Information provided
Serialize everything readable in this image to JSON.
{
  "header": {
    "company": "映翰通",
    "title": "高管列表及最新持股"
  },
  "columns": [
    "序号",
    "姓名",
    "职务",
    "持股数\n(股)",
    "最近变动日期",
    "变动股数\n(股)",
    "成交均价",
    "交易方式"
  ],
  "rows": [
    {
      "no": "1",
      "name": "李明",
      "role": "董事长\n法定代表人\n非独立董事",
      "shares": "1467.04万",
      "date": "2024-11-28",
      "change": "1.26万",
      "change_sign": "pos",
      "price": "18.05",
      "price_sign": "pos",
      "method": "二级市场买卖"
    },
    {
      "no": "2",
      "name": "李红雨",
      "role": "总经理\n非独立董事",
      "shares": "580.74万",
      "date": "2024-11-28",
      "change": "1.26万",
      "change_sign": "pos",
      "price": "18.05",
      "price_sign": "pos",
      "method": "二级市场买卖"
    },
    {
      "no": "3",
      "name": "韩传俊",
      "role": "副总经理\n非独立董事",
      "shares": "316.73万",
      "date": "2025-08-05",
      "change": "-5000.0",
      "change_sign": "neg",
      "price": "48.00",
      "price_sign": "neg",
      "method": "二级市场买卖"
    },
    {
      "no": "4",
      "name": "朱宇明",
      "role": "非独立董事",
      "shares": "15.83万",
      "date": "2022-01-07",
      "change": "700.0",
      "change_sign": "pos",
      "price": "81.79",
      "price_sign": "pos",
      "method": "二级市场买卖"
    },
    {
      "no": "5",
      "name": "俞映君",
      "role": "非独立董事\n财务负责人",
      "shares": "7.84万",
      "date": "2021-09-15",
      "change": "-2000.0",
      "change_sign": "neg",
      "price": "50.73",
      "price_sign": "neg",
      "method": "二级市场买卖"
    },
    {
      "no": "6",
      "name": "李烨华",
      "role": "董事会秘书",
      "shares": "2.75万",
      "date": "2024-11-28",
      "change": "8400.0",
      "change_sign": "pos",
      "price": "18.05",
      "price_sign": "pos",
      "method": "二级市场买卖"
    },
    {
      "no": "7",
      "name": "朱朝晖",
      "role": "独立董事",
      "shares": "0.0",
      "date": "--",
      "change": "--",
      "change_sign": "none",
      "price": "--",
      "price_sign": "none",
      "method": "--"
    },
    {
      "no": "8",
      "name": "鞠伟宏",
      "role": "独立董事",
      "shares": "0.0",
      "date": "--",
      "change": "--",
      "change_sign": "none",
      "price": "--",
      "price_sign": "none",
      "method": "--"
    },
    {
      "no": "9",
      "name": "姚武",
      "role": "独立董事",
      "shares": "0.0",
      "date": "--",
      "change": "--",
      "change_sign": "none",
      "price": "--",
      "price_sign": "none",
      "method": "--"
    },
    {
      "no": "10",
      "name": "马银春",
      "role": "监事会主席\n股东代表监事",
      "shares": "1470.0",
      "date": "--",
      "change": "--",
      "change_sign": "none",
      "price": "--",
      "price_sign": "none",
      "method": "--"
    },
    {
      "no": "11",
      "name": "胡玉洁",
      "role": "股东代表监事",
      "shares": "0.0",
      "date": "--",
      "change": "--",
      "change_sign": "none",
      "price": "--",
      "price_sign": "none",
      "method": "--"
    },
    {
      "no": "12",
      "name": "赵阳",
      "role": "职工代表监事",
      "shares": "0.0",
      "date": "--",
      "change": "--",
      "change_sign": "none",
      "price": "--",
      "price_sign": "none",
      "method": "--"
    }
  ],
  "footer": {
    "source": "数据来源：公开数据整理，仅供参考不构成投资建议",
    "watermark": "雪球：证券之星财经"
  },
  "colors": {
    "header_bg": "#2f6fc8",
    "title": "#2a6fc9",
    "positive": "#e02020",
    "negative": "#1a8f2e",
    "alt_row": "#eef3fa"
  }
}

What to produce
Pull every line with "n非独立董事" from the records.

Written reply
      "role": "董事长\n法定代表人\n非独立董事",
      "role": "总经理\n非独立董事",
      "role": "副总经理\n非独立董事",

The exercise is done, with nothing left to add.